--- ASSIGNMENT ---
How many lines in the entries below include the word "into"? Respond with the number only.

ENTRIES PROVIDED section start

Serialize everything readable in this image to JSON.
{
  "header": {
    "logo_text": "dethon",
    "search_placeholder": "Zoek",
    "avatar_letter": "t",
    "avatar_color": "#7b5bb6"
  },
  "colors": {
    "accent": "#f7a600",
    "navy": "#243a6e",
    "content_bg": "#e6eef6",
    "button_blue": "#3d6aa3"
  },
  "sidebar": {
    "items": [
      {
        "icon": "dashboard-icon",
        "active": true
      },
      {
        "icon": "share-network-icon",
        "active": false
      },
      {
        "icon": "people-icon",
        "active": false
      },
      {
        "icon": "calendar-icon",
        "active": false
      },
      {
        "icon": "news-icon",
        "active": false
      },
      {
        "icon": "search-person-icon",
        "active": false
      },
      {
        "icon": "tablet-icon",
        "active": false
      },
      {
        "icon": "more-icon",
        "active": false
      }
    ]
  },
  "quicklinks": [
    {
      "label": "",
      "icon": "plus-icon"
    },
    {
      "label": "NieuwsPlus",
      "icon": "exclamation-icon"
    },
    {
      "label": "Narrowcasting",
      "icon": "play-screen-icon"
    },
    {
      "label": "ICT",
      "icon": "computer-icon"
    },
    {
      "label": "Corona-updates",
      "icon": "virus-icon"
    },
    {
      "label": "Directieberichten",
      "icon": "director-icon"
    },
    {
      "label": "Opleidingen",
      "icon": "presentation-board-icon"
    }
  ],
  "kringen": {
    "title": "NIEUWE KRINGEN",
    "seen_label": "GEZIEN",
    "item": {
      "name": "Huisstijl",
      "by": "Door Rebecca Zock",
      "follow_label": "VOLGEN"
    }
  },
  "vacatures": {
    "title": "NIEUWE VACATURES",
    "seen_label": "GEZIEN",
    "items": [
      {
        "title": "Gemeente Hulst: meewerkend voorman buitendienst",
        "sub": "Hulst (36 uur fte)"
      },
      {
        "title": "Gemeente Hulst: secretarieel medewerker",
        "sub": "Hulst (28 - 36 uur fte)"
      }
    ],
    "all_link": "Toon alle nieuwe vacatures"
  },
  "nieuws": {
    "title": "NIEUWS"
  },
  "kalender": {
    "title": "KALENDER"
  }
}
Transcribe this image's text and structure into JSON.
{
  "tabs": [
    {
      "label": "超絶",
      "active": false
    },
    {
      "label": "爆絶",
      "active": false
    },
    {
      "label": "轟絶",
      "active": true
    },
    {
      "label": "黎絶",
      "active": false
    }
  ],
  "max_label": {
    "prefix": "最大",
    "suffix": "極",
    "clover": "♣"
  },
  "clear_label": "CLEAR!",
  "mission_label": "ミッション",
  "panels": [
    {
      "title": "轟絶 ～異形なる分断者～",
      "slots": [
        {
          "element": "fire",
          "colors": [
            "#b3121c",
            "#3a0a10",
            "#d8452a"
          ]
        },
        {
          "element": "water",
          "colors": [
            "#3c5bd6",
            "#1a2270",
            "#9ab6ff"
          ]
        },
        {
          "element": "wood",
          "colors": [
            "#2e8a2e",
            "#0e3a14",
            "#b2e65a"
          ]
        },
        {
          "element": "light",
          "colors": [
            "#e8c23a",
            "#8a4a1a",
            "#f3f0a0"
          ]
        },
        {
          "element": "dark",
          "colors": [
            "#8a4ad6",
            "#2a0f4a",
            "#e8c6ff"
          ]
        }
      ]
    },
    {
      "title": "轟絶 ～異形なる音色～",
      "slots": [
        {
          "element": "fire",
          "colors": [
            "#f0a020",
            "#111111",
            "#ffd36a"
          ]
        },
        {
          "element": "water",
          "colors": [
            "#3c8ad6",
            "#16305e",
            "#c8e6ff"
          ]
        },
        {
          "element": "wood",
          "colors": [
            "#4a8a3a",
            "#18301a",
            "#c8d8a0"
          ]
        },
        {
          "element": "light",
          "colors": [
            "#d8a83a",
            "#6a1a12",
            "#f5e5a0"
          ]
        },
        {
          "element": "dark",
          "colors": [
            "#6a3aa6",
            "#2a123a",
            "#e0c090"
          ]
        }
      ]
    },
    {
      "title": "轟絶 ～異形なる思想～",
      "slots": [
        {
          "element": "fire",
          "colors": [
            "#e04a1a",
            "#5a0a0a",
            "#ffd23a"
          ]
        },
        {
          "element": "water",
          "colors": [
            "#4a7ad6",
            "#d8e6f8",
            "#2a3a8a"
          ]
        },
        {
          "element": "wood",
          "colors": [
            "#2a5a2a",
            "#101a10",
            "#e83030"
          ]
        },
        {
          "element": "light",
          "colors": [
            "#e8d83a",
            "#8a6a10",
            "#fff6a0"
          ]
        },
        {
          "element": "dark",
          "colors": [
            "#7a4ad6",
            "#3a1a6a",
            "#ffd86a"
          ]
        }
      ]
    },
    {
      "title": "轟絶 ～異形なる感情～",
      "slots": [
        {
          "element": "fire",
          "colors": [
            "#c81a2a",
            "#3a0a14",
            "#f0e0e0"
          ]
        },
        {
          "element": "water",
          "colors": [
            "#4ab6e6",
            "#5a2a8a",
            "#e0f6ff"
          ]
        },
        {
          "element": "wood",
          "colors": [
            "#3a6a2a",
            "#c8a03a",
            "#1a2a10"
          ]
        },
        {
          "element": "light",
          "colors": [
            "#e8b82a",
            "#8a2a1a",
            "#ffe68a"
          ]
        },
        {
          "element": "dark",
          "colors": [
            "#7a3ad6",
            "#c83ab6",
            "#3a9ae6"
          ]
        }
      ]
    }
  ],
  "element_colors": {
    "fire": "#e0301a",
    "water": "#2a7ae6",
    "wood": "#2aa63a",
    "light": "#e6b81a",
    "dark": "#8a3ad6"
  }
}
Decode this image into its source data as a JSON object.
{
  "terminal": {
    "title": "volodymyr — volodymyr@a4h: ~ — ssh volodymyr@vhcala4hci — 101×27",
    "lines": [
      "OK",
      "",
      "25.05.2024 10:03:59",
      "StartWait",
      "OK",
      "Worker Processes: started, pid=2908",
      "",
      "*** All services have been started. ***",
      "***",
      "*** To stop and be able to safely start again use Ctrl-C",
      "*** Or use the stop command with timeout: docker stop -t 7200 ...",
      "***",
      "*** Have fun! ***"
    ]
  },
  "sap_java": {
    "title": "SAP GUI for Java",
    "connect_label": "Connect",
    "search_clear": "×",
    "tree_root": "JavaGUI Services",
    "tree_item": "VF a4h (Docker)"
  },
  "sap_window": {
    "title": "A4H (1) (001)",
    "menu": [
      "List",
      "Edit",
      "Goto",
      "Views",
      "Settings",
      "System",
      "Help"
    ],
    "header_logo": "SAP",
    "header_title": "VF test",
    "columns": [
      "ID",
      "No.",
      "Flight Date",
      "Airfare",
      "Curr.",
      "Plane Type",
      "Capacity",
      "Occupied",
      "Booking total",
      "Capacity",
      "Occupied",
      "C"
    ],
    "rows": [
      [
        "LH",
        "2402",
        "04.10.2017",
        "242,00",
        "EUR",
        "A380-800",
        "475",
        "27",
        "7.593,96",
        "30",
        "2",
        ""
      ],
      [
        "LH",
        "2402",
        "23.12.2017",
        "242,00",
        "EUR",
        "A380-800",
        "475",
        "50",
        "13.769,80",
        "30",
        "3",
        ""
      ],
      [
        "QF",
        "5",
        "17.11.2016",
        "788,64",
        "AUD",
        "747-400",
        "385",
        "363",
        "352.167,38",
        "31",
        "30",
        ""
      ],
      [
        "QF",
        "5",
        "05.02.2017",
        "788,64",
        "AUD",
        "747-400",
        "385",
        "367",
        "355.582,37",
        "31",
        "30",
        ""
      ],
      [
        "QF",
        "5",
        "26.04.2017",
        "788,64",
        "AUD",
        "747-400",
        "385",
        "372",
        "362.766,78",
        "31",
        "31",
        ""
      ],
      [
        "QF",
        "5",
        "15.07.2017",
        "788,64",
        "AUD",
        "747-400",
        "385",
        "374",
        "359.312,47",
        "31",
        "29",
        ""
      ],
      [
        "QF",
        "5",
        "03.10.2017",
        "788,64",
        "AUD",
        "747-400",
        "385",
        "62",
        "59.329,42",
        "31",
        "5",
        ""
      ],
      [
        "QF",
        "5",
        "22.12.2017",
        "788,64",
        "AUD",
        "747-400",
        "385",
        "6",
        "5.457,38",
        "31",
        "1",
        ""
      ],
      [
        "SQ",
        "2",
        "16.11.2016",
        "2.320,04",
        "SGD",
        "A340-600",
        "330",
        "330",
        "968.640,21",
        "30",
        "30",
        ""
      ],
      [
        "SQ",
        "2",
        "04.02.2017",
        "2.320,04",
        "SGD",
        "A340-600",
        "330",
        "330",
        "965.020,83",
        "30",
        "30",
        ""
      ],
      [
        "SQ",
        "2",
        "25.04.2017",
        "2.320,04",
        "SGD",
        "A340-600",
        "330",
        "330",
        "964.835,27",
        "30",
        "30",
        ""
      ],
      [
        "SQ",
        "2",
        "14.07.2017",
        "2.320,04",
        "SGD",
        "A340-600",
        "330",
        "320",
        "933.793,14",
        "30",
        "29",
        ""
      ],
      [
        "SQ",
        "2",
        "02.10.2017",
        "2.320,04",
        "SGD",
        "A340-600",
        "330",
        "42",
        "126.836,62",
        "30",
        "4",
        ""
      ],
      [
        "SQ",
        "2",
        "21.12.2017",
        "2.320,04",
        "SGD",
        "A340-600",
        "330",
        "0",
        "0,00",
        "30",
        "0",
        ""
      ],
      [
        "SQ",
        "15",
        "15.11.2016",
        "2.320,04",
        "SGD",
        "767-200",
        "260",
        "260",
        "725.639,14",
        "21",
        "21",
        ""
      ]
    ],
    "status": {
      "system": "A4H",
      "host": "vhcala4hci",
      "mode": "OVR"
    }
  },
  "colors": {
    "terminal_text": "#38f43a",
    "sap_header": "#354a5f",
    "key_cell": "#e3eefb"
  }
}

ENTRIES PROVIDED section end

--- RESULT BELOW ---
2